INPUT DATA:
^^^^^^^^^^^^^^^^
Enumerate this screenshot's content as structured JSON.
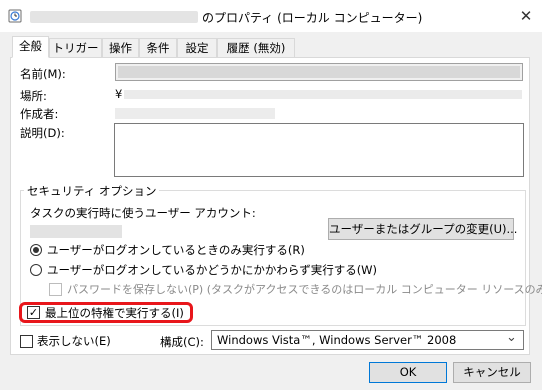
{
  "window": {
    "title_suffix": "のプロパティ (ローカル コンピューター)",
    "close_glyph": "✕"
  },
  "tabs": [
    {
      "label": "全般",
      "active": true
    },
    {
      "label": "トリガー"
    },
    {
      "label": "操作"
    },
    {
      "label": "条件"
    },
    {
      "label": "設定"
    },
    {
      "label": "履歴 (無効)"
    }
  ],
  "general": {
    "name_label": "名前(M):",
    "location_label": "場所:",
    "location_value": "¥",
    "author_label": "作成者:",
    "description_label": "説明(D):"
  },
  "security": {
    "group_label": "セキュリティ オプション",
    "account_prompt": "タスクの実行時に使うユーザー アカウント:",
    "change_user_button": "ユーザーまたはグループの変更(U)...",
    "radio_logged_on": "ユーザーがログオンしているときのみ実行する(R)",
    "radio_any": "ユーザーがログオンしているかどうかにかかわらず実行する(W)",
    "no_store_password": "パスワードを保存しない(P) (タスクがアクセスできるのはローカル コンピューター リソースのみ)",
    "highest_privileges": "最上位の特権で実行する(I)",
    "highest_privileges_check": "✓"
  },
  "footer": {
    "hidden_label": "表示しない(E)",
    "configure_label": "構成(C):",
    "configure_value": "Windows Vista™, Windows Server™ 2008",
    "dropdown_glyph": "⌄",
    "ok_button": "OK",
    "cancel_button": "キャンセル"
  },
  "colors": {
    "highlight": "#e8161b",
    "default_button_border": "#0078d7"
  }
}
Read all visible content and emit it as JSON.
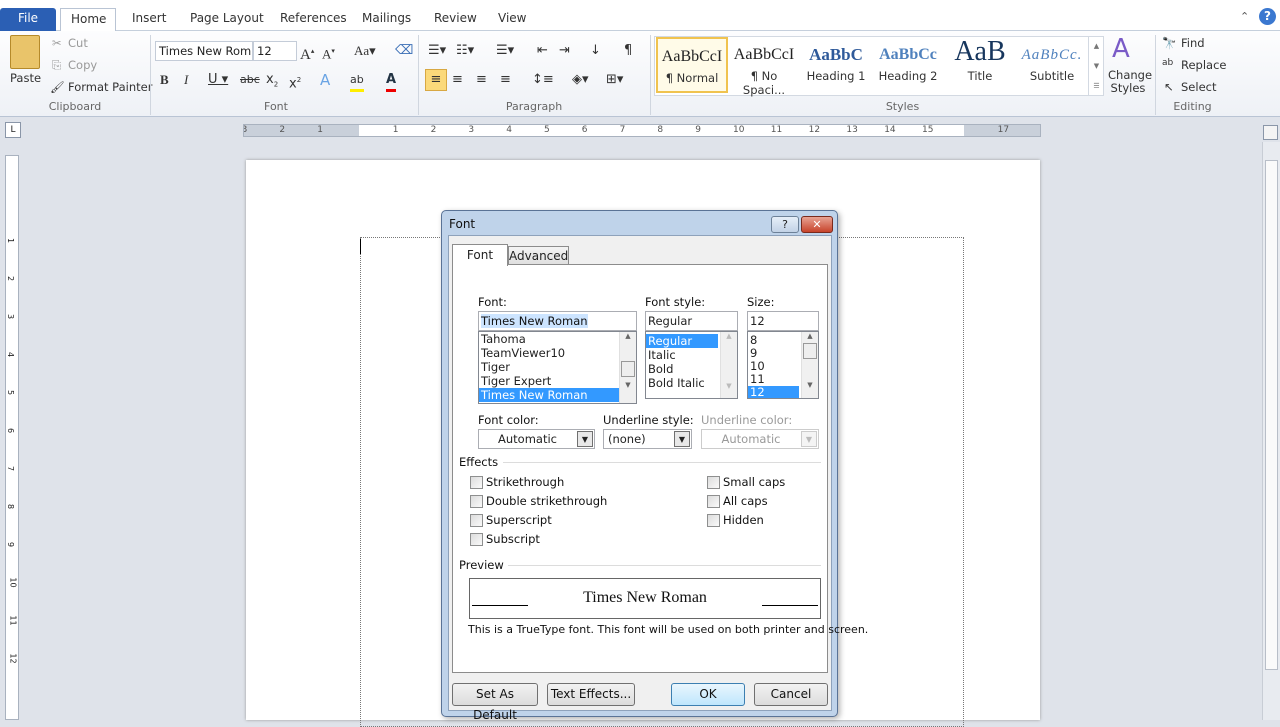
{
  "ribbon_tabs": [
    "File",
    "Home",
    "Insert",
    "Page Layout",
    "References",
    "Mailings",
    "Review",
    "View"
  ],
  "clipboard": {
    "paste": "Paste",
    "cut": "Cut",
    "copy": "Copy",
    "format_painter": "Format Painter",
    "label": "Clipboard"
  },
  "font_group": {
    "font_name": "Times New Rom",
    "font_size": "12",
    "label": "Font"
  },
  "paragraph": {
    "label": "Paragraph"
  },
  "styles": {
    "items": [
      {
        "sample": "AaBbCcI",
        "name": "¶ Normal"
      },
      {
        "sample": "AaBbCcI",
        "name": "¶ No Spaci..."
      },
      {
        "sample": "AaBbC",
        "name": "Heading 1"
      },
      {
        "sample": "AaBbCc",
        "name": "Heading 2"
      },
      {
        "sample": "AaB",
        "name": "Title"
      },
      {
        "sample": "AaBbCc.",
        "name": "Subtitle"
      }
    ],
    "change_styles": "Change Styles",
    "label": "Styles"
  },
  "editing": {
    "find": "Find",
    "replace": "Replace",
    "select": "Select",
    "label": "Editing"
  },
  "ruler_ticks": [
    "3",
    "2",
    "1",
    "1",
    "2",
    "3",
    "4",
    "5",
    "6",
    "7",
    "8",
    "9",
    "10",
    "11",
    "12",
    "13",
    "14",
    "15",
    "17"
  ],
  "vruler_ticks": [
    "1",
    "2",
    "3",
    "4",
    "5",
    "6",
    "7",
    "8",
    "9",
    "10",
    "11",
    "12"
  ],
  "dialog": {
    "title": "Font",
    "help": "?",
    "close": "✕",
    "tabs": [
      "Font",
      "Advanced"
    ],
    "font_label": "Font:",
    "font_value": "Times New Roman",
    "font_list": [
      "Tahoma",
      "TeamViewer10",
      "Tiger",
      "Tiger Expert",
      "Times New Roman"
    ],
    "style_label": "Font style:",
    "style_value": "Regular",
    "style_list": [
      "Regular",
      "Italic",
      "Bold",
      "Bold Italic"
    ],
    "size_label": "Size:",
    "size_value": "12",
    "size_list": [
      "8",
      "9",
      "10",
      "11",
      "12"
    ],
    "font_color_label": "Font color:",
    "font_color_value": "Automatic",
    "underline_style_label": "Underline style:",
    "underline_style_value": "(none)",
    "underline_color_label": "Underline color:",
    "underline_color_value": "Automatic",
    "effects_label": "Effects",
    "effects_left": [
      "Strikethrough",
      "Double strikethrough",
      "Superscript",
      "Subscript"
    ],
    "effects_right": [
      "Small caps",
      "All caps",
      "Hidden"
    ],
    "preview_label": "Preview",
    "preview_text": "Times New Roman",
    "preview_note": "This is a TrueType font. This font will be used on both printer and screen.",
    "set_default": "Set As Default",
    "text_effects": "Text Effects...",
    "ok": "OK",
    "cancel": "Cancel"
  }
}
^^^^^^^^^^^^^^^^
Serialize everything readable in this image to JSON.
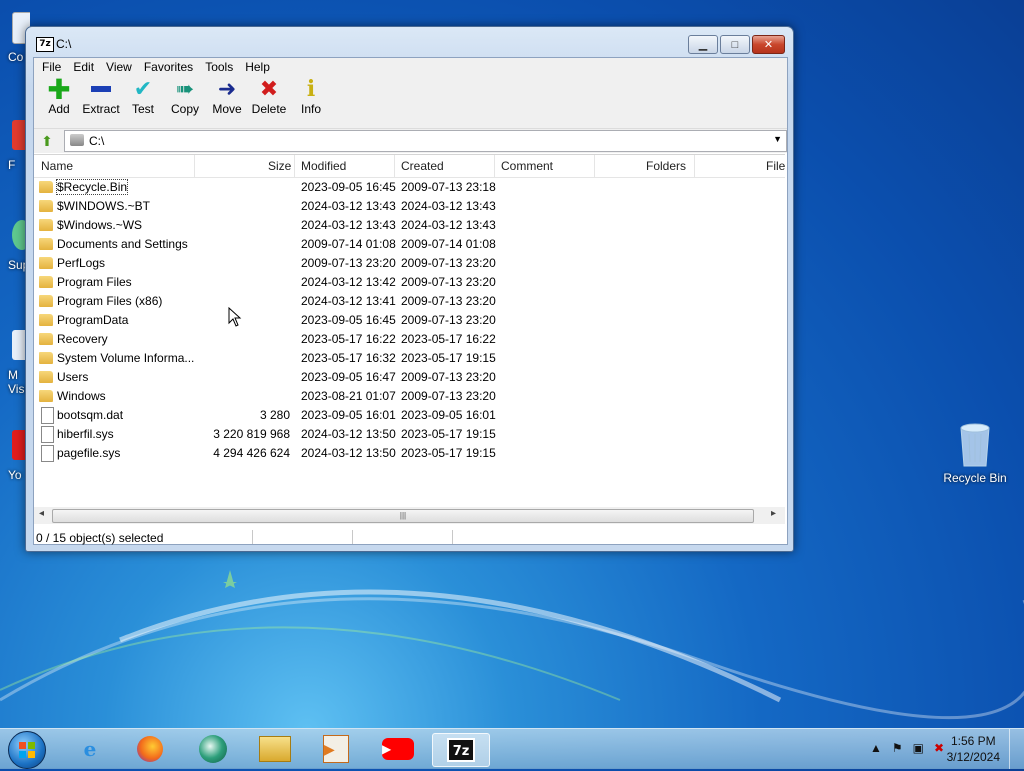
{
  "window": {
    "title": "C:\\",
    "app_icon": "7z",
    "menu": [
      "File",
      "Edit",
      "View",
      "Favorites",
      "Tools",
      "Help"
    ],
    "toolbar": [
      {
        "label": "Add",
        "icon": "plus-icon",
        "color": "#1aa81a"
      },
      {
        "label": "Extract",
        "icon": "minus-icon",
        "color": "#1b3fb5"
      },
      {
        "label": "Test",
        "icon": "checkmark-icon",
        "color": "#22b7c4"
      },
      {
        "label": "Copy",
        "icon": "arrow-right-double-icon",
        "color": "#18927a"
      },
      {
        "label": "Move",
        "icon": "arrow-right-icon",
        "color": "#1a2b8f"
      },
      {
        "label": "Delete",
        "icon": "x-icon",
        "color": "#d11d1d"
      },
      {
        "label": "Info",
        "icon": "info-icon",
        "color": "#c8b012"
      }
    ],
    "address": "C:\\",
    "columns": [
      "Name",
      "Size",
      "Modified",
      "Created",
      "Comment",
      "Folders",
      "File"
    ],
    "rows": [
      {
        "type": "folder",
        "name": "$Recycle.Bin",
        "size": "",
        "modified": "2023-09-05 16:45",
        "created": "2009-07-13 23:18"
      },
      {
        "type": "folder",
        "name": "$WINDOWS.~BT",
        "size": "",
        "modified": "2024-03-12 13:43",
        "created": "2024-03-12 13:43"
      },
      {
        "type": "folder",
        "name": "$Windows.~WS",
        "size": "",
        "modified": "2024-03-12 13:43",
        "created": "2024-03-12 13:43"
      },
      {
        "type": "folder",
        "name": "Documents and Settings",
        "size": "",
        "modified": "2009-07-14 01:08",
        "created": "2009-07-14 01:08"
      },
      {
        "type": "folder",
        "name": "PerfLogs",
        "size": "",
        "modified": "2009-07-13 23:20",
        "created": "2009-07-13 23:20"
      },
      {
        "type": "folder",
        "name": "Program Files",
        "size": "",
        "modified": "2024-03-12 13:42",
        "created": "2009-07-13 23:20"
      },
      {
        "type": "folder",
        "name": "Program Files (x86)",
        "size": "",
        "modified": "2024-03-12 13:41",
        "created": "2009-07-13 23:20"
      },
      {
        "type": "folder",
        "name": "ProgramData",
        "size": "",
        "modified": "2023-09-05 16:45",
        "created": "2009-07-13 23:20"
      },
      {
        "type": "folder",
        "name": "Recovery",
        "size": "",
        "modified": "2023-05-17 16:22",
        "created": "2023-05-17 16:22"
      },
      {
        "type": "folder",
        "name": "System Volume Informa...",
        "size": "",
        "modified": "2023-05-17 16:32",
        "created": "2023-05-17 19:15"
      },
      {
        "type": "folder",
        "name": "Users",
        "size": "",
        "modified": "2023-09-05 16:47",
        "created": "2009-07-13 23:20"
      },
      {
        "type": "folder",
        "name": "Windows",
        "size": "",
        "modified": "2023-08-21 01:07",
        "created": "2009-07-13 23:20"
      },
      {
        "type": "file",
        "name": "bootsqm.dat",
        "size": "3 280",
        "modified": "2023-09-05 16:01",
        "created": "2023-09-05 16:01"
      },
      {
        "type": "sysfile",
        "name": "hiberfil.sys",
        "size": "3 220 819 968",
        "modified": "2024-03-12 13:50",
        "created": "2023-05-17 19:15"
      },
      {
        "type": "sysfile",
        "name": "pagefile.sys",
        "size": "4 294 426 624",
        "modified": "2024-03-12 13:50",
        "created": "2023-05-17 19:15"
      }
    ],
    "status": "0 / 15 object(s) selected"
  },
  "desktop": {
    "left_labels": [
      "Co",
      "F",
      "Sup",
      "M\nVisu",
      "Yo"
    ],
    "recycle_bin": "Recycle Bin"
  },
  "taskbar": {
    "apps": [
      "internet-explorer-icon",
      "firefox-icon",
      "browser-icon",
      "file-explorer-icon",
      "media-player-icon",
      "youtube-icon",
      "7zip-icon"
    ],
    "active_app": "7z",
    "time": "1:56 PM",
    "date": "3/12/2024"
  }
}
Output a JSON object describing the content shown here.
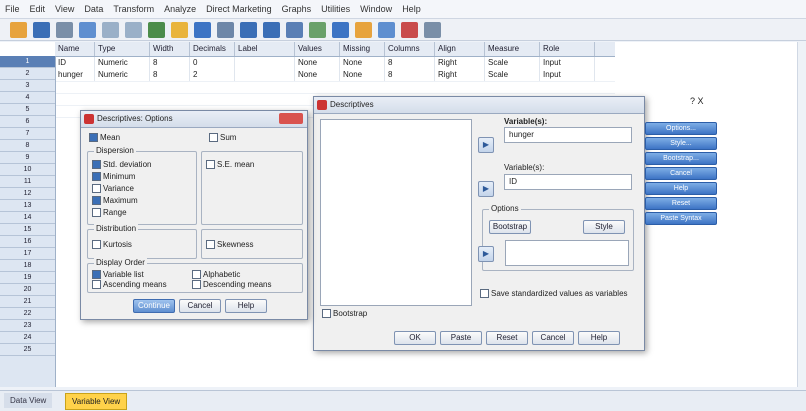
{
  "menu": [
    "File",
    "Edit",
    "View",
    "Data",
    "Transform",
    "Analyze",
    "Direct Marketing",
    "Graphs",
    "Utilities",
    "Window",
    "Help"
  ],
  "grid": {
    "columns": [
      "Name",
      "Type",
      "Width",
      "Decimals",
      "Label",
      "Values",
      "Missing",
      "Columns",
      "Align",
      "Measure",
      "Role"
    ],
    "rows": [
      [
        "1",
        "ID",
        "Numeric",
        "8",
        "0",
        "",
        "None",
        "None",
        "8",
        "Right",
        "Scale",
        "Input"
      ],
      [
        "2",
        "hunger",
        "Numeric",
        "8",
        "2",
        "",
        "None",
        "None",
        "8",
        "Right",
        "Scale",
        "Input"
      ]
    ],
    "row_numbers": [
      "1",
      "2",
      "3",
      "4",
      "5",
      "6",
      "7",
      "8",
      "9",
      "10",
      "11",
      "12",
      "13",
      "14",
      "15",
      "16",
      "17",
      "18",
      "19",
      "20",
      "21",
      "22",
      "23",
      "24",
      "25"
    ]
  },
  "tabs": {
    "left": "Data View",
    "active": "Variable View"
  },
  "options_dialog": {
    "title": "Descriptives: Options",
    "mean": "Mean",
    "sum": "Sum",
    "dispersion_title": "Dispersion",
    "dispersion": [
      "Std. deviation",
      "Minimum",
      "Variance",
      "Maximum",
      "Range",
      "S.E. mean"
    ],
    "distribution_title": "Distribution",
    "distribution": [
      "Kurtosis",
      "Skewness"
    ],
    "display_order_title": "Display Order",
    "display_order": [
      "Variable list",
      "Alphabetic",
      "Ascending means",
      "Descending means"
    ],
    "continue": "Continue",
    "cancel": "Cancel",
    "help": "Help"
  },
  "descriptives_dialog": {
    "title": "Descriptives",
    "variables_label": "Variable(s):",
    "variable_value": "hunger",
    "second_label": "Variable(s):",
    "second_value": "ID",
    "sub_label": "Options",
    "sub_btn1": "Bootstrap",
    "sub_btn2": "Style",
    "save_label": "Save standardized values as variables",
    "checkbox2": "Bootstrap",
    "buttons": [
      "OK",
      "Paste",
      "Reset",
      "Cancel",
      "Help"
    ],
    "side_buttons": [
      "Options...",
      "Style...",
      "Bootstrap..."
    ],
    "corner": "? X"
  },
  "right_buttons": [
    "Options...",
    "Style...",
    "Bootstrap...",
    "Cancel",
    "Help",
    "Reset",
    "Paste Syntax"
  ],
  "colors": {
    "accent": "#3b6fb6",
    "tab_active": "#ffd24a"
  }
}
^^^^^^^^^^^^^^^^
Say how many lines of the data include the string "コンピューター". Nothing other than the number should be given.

SOLVED PROBLEM:
2